A pacemaker is a small device which placed in the abdomen or chest to control abnormal heart rhythms. It uses electrical pulses to prompt the heart to beat at a normal rate.
It is used to treat Arrhythmias, which are problems with the rhythm or rate of the heartbeat. During Arrhythmia, the heart can beat too slow, too fast or irregular rhythm.
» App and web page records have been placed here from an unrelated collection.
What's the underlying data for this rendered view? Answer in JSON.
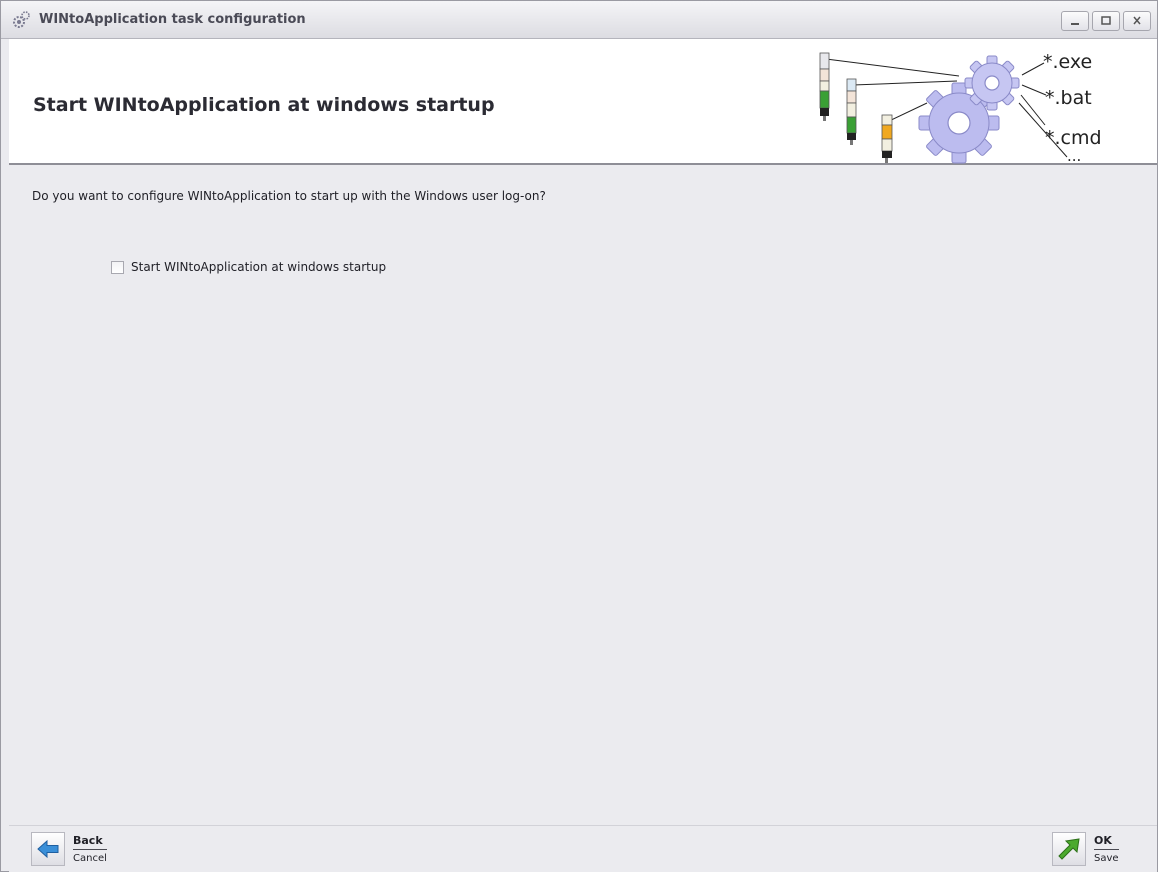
{
  "window": {
    "title": "WINtoApplication task configuration",
    "buttons": {
      "minimize": "_",
      "maximize": "□",
      "close": "x"
    }
  },
  "header": {
    "title": "Start WINtoApplication at windows startup",
    "extensions": [
      "*.exe",
      "*.bat",
      "*.cmd",
      "..."
    ]
  },
  "content": {
    "question": "Do you want to configure WINtoApplication to start up with the Windows user log-on?",
    "startup_checkbox": {
      "label": "Start WINtoApplication at windows startup",
      "checked": false
    }
  },
  "footer": {
    "back": {
      "label": "Back",
      "sub_label": "Cancel",
      "icon": "arrow-left-icon"
    },
    "ok": {
      "label": "OK",
      "sub_label": "Save",
      "icon": "arrow-up-right-icon"
    }
  },
  "colors": {
    "accent_blue": "#3a8fd8",
    "accent_green": "#4caa2e",
    "gear": "#b8b8ec"
  }
}
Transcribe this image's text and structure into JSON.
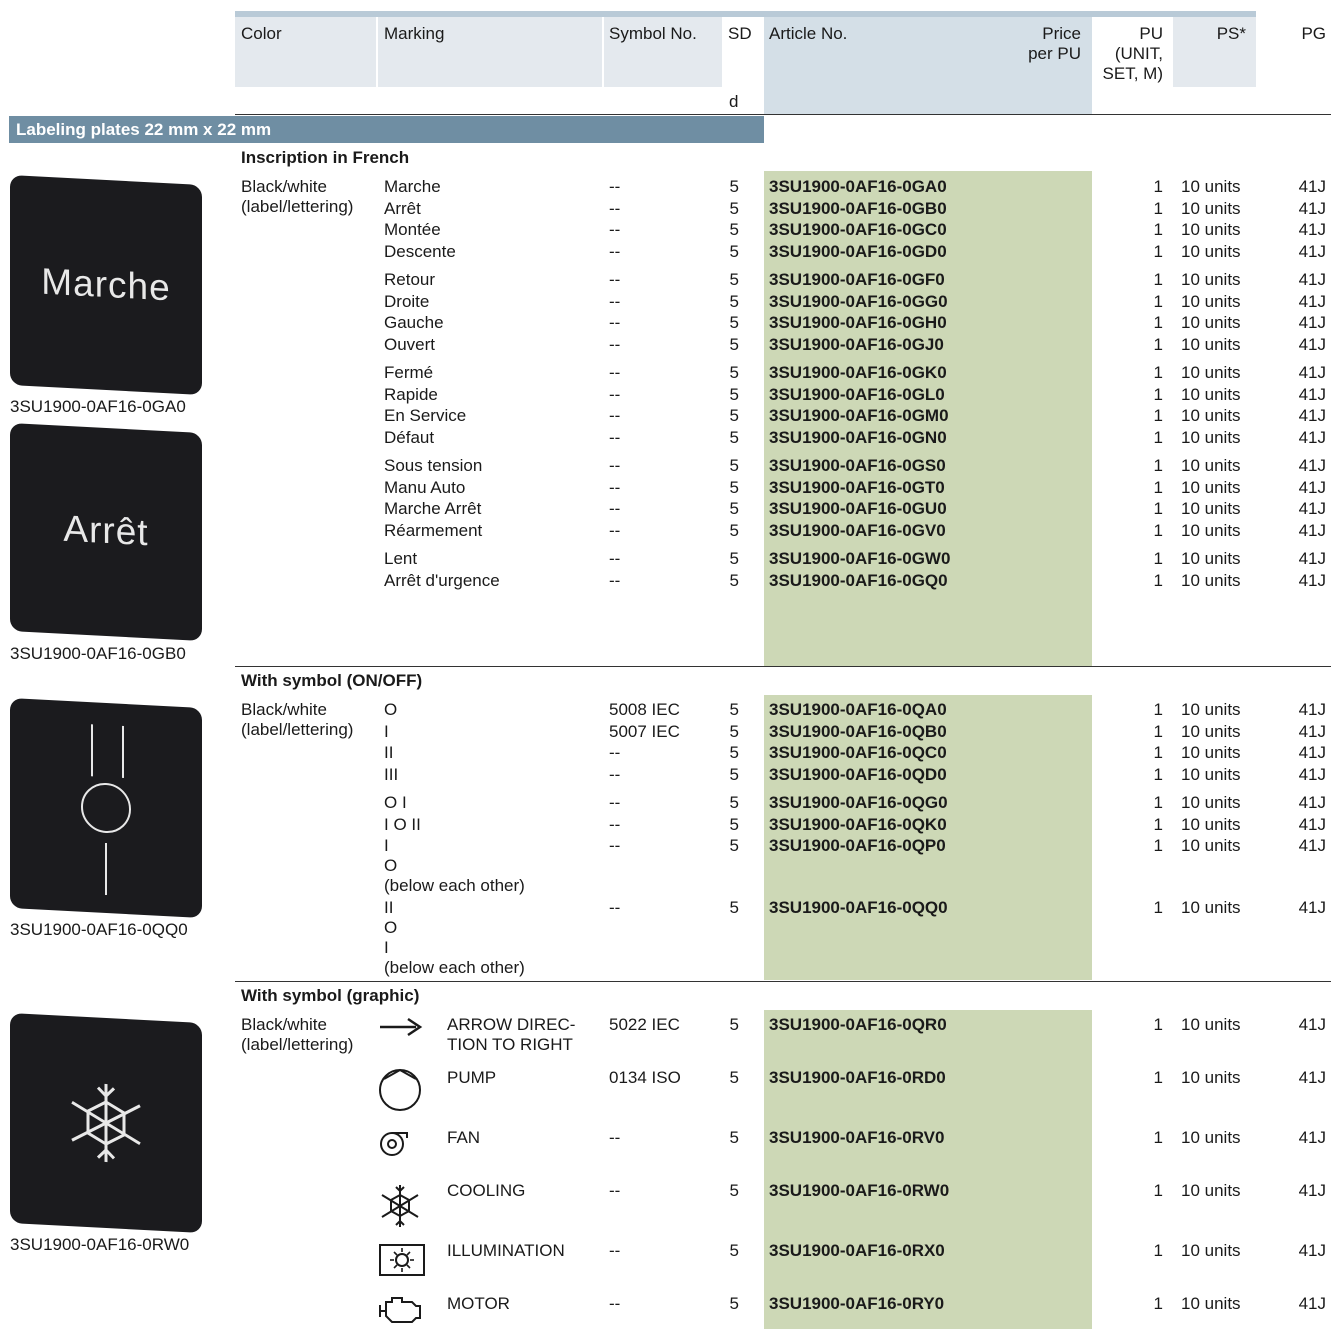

A pacemaker can relieve some arrhythmias symptoms like fatigue and fainting by sending electrical impulses to the heart.
Pacemakers are the most used way to treat bradycardia to restore the heart’s normal rhythm and relieve symptoms.
Houston Methodist Hospital in Texas is offering a US Food and Drug Administration (FDA) approved Micra Transcatheter Pacing System (TPS), the smallest pacemaker for patients suffering from bradycardia, means a slow heart beat, defined as a heart rate of under 60 beats per minute.
World’s smallest pacemaker is about the size of a large vitamin and unlike traditional pacemakers, it does not require cardiac wires or a surgical “pocket” under the skin to deliver a pacing therapy.
Paul Schurmann, Managing Director at Houston Methodist Hospital said, “The device is small enough to be delivered through a catheter and implanted directly into the heart, providing a safe alternative to conventional pacemakers without the complications associated with leads.”
He also added, “The device also allows us to automatically adjust pacing therapy based on a patient’s activity levels and another positive is the battery can last up to 10 years.”
Micro TPS was designed with a unique feature which enables it to be permanently turned off so that new device can be implanted without any risk of electrical interaction.